Between Thompson Point and the Cape there were about 25 bears, however, the hopeful sign is that many of these bears were mothers with cubs including two sets of mothers with twins. When we got to Cape itself, a sandy spit reaching northward off the corner of the shelf, we were amazed at how many bears were gathered right there.
Another 25-30 bears were counted just in this tiny area surrounding the research tower, including 12-15 bears nestled in day beds right on the spit, lying 20-30m away from each other, if that – that’s pretty close… Mostly, these were big males, likely still around 1000 lbs, the true ‘lords’ of the arctic, bears that will never make their way to Churchill simply because they are so healthy that they don’t need to put in that extra effort. What was truly amazing, however, was that two sets of mothers and cubs were nestled into the day-beds right next to these arctic behemoths.
One mother nursed as we flew over. This was, of course, a ‘stress nursing’ event because of the helicopter’s presence but still its better than running and pretty amazing for her to even be there. As we turned and cruised past for one last look, none of the bears really seemed ready to give an inch, they all watched from their day-beds and a couple got up but none of these top performers were ready to admit that they were nervous.
Cape is known as ‘where the big bears are’ not so much for mothers and cubs hanging out there. Over that two hour trip, we saw eight family groups including four females with twins. To me, this is a really positive sign, we have not had a cub year like this for maybe five or six years. Way beyond expectations.
Another interesting encounter involved one big male, who has probably been darted by helicopter before, that quickly made his way into the water, kind of a hurried walk not a run and then stood defiant in the waters while we did a quick circle. Researchers cannot dart bears in the water for fear of drowning and some of the older males know this; that was a pretty cool thing to see. He just stood there, stared us down and waited us out… he wasn’t paying for jet fuel.
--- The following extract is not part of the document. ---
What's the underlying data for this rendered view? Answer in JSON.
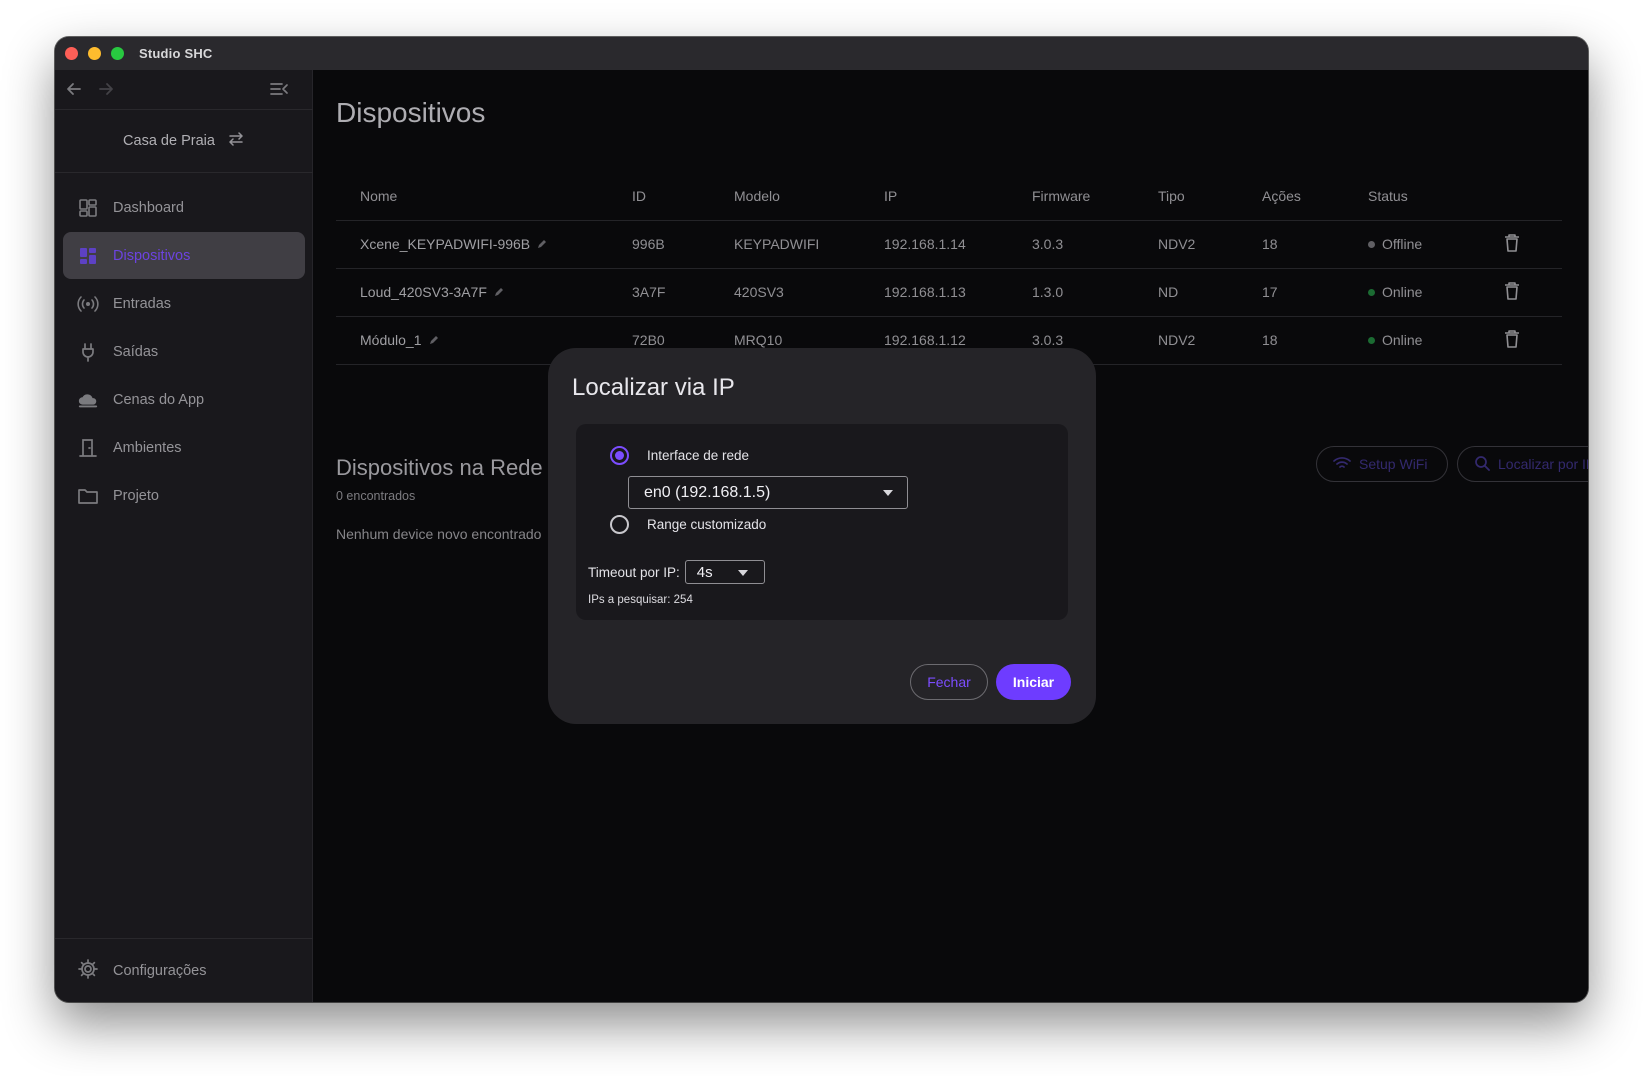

The ice out at Cape looks great, I would say we a pretty much on schedule for freezeup, maybe another week or ten days. LaPeruse Bay is almost locked in and same goes for Button Bay. Long spits like Halfway Point, Gordon Point and The Cape are all catching freshwater ice that pours out of the Churchill River. More pancake ice can be sen around the end of Cape, spread out along the eastern edge of Wapusk National Park. Honestly, there are already places with just enough ice for early season seal hunting, judging by the tracks to and from the ice edge near Cape, I’d say there has already been a fair degree of success.